■ **EXERCISE PROMPT**
Every line of the entries below that mentions "Save" is to be copied out.

+ + +

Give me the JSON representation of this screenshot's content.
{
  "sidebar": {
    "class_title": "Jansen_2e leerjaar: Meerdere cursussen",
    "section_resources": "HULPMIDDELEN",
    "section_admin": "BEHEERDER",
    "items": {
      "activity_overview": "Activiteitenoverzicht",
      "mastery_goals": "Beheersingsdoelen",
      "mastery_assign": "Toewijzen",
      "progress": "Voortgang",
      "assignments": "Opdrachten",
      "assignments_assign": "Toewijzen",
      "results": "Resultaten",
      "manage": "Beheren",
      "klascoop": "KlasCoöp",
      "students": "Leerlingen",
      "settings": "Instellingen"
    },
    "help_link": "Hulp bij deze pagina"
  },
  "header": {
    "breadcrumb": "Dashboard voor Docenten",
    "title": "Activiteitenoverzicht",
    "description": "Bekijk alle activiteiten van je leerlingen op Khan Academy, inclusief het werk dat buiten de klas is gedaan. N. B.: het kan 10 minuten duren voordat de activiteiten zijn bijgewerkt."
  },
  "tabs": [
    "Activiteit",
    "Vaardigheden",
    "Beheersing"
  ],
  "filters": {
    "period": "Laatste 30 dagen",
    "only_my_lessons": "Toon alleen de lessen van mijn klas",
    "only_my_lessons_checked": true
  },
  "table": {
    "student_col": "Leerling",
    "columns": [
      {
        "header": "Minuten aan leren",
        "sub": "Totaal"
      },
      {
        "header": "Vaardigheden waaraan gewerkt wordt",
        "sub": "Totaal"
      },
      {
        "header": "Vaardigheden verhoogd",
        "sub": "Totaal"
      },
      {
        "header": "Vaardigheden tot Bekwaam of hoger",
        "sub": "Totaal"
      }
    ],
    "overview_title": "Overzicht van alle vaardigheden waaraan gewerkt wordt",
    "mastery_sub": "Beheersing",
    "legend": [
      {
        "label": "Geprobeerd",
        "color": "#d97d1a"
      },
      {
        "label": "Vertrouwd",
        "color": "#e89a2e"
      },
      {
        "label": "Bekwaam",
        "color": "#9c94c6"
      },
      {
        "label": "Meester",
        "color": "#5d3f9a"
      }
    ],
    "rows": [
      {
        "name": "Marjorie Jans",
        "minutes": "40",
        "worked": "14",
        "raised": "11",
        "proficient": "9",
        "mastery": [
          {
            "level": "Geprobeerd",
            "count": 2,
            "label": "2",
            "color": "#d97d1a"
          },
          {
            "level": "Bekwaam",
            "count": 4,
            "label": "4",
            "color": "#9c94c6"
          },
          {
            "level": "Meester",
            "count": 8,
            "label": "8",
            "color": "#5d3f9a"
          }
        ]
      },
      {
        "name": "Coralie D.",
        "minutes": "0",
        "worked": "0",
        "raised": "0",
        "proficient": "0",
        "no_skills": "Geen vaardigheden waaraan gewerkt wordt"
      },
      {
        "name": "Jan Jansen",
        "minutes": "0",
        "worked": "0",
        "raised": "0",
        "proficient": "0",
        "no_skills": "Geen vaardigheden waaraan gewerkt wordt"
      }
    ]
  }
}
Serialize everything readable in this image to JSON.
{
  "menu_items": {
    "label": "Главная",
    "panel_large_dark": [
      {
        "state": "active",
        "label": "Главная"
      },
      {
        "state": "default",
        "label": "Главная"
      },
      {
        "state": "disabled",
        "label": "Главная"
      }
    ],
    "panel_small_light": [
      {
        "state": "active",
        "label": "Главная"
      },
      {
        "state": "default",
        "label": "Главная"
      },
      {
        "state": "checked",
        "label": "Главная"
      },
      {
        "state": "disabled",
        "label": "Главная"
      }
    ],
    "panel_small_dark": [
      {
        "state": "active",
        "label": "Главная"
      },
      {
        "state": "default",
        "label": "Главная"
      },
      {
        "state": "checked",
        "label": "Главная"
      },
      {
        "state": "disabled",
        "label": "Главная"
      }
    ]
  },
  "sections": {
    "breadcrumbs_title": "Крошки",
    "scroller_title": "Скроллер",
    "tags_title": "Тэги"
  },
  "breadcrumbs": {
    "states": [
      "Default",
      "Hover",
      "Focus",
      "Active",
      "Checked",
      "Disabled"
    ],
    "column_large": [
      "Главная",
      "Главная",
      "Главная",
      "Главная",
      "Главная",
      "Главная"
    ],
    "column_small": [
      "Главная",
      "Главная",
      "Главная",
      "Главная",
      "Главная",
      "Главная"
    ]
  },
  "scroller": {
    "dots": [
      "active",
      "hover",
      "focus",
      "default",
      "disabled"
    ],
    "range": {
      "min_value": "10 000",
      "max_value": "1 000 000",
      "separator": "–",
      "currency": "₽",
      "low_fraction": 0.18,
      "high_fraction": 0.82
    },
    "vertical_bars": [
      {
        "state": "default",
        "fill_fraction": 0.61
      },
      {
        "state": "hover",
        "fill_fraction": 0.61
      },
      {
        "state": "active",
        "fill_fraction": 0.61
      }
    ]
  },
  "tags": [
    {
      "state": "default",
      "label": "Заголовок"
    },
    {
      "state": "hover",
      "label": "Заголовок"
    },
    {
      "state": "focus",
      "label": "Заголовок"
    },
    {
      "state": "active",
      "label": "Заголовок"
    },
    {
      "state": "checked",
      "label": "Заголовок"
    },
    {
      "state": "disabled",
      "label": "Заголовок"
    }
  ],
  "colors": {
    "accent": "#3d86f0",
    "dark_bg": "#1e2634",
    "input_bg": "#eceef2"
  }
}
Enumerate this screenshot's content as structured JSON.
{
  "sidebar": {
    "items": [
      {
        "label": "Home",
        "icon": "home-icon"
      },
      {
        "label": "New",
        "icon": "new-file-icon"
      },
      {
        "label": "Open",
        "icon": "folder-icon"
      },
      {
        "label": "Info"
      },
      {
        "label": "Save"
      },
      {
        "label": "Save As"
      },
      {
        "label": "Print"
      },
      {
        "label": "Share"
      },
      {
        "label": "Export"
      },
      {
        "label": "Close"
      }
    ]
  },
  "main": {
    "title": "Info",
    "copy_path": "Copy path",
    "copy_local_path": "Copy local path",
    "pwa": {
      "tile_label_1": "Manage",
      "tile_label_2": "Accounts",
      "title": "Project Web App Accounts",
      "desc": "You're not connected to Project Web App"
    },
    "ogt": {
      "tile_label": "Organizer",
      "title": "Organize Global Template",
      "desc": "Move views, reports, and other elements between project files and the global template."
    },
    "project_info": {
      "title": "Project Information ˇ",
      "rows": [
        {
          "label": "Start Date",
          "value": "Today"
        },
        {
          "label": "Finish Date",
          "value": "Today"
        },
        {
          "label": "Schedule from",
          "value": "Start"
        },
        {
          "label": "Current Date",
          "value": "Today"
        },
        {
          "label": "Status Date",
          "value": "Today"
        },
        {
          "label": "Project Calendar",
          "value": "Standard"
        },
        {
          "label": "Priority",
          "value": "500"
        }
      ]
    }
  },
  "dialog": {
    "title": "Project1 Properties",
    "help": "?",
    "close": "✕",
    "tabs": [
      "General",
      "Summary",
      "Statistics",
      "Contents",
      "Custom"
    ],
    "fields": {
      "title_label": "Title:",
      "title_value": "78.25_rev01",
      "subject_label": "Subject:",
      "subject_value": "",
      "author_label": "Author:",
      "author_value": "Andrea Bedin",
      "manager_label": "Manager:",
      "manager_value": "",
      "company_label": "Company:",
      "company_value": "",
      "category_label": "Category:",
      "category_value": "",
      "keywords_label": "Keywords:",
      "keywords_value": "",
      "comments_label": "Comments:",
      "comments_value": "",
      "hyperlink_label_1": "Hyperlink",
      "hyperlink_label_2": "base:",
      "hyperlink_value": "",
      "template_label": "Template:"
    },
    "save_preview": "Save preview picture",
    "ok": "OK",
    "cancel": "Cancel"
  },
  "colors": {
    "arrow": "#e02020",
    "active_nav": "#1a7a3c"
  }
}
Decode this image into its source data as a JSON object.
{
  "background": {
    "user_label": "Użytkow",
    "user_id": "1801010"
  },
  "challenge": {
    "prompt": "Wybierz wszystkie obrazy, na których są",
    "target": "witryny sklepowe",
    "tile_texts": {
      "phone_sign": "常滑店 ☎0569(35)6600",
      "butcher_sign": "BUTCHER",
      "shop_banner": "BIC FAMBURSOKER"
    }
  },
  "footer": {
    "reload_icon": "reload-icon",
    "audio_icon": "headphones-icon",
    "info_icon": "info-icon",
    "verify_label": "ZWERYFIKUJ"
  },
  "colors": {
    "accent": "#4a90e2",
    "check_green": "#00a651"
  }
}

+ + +

■ **WRITTEN REPLY**
        "label": "Save"
        "label": "Save As"
    "save_preview": "Save preview picture",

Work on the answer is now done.